Tavern owner William “Billy Goat” Sianis was stopped at the gate before Game 4 of the 1945 World Series at Wrigley Field with his goat, Murphy, in tow.
Murphy’s stench, rather than the fact he was, well, a goat, seemed to be the determining factor on why the animal wasn’t allowed into the game. The goat had his own ticket, after all.
“You are going to lose this World Series and you are never going to win another World Series again,” Sianis proclaimed.
The Chicago Cubs dropped Game 4, a defeat that evened the series at 2-2. The Detroit Tigers eventually won the championship in seven games and “The Curse of the Billy Goat” was born.
Once the Curse of the Bambino — the legend based off the Boston Red Sox’s trade of slugger Babe Ruth — was shredded as Boston broke its title drought by winning the 2004 World Series, the Billy Goat curse became baseball’s inarguable top hex.
The Cubs are back in their first World Series since Sianis, a Greek immigrant who owned The Billy Goat Tavern, wasn’t allowed to bring his goat inside Wrigley. The Cubs haven’t won a World Series since 1908.
The legend of the curse grew as the Cubs stumbled in their smattering of postseason appearances over the next several decades and it spawned a couple other reasons for the Cubs’ postseason futility:
The Black Cat Curse

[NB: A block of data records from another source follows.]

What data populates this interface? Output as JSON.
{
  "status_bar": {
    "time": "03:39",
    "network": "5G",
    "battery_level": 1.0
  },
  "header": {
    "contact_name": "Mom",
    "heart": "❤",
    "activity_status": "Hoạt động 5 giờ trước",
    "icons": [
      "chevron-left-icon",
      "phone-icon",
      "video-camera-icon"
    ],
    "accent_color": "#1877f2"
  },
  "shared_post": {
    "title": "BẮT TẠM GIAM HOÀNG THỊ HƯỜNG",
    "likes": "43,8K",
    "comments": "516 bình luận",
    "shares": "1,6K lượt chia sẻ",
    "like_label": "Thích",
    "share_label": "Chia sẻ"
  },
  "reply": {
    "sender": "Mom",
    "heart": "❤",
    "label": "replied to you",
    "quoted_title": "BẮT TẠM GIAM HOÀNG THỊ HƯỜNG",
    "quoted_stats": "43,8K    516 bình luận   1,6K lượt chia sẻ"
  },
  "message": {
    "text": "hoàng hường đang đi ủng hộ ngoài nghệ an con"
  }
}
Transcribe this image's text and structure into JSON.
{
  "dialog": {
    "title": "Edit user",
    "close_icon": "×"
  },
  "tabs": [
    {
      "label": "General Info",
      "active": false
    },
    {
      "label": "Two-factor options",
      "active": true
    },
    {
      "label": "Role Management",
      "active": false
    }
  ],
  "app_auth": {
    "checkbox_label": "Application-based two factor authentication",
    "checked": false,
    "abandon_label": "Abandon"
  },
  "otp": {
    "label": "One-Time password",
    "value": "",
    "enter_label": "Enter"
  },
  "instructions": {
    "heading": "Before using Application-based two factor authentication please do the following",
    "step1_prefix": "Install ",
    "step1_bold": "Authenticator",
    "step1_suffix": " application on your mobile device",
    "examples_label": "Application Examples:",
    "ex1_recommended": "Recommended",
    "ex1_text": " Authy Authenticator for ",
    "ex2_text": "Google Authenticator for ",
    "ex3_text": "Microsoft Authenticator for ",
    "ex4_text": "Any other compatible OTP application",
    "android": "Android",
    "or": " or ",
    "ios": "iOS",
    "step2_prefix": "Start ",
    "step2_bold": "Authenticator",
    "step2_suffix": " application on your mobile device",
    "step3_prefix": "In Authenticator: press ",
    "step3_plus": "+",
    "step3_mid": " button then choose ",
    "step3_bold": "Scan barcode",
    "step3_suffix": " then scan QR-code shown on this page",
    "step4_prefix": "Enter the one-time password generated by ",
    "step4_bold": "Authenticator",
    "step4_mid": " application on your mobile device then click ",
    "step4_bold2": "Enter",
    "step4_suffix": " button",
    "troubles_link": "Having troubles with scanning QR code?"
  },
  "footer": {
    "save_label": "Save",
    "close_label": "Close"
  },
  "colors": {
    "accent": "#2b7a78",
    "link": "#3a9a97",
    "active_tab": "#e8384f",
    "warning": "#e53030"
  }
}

Late the 1969 season, a black cat ran on the in front of the Cubs’ dugout during a game at Shea Stadium as Chicago faltered and fell out of playoff contention.
The Bartman Curse
This one involves poor Steve Bartman, the much-maligned fan who deflected a ball during Game 6 of the 2003 NLCS and prevented Cubs left fielder Moises Alou from potentially making a putout. The Cubs, who held a 3-0 lead in the eighth inning, surrendered the lead as the Marlins evened and, ultimately, won the series in seven games.
The Cubs have attempted to rid their franchise of the Billy Goat curse, if one actually exists. Sam Sianis, William Sianis’s nephew, was invited to opening day with a goat who descended from Murphy.
“The curse is lifted,” Sam Sianis said.
At the start of the 2008 playoffs, the Cubs invited Rev. Father James L. Greanias, a Greek Orthodox priest, to Wrigley. Greanias spread the Cubs’ dugout with holy water.